Powerless in Red Hook

Powerless in Red Hook
Photo by Elizabeth Graham

Residents of the Red Hook Houses say the city has abandoned them in the weeks since Hurricane Sandy flooded their complex, and now they’re forced to live in Third-World-like conditions, with no electricity, heat, or hot water.

The surge from Sandy knocked out the essentials to the city’s largest housing project, located on six blocks between Richards and Clinton streets, flooding the basements where its boilers and electrical rooms are located, and transforming apartments into confinements.

“This house is like a prison – no lights, no heat, and there’s nothing you can do about it,” said Dwight Street resident Manuel Ortiz,

Tenants at the 2,878-unit project say they’ve been patiently waiting for nearly two weeks for the city to finish pumping seawater from their basements and repair equipment so electricity can be restored, but many say that patience is wearing thin.

“It’s unbearable,” said resident Desmond Hill of Hicks Street. “Everybody is just tired of this. We just want the power back on.”

Right now, residents must trudge up several flights of stairs with only a flashlight to light their way, keep their stove burners on just to keep warm, and sleep in layers to stay warm within their buildings with no elevators, heat, or hot water.

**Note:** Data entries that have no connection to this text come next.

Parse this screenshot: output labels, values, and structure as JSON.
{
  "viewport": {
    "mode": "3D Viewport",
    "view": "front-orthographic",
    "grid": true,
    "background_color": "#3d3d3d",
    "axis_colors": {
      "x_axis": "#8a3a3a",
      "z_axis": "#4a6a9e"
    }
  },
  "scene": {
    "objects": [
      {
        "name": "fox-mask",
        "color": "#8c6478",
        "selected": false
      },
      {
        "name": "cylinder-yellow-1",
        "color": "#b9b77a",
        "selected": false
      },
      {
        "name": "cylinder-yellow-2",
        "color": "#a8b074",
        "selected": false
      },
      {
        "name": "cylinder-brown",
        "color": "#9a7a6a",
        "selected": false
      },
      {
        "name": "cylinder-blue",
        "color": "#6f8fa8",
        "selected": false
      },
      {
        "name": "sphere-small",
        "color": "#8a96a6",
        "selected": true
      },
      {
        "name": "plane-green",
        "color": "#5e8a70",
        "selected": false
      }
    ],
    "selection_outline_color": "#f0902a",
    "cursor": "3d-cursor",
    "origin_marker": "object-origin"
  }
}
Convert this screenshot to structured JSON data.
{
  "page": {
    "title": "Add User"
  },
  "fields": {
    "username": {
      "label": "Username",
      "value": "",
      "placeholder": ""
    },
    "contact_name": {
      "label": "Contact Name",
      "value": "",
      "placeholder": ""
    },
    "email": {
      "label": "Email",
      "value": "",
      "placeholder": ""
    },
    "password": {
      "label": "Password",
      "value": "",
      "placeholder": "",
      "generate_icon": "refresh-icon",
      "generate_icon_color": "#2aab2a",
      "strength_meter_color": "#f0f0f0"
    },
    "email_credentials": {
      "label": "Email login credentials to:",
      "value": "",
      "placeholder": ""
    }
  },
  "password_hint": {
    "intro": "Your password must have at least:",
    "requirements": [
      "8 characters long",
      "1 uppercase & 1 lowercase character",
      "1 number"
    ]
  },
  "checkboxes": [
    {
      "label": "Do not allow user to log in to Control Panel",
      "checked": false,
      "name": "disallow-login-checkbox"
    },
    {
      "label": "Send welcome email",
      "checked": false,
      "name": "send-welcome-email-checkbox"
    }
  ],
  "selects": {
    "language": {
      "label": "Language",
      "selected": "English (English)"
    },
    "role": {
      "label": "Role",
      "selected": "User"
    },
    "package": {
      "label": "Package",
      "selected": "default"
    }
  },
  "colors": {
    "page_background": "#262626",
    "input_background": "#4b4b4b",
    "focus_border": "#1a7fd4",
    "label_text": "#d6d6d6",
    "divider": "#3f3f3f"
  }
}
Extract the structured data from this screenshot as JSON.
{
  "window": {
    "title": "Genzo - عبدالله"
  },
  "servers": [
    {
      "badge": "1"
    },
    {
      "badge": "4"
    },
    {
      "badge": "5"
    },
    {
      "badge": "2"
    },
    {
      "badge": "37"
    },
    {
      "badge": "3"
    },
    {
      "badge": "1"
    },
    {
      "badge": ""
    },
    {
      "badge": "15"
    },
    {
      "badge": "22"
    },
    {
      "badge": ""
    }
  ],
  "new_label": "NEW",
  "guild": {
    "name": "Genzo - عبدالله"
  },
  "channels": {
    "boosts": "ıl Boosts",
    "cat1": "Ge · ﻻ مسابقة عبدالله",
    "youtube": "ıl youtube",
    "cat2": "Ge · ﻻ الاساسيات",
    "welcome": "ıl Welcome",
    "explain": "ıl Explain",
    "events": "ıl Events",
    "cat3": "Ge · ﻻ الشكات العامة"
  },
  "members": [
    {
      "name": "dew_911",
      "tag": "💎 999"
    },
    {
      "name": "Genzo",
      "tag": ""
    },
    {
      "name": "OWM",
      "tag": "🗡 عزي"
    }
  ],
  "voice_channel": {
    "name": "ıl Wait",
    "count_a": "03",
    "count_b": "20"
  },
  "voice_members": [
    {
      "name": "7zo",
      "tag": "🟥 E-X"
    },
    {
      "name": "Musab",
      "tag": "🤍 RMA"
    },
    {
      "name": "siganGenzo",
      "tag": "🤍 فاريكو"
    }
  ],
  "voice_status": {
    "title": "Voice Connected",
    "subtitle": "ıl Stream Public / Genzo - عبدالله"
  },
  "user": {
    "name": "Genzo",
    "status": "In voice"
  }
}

“When I wake up in the morning the floor is freezing,” said Ulyses Bermudez of Dwight Street. “I shiver in the bathroom when I brush my teeth, and to take a shower is just inhumane. The water is ice.”

The only thing keeping residents going is the outpouring of support from the neighboring communities and groups like the Red Hook Initiative, which has volunteers going door-to-door to distribute food and supplies to the elderly who are home-bound in what have become 14-floor walk-ups.

“They’ve been a huge help,” said Ortiz.

As of Monday, more than 2,000 Red Hook housing tenants were still without power, according to the New York City Housing Authority, which manages the property. The agency said it was working with city, state, and federal agencies to bring in additional generators and boilers to provide heat and power to the buildings that have yet to be restored.

But the city wouldn’t give an estimate on when the power will be restored or if the buildings basements were still inundated, and that leaves residents with little hope.

“People feel like they have nowhere to go,” said Tony Schloss of the Red Hook Initiative.

For some, the only salvation is going to work, where there actually is heat and hot water.

“It’s an escape just to get out of this reality,” said Hill said.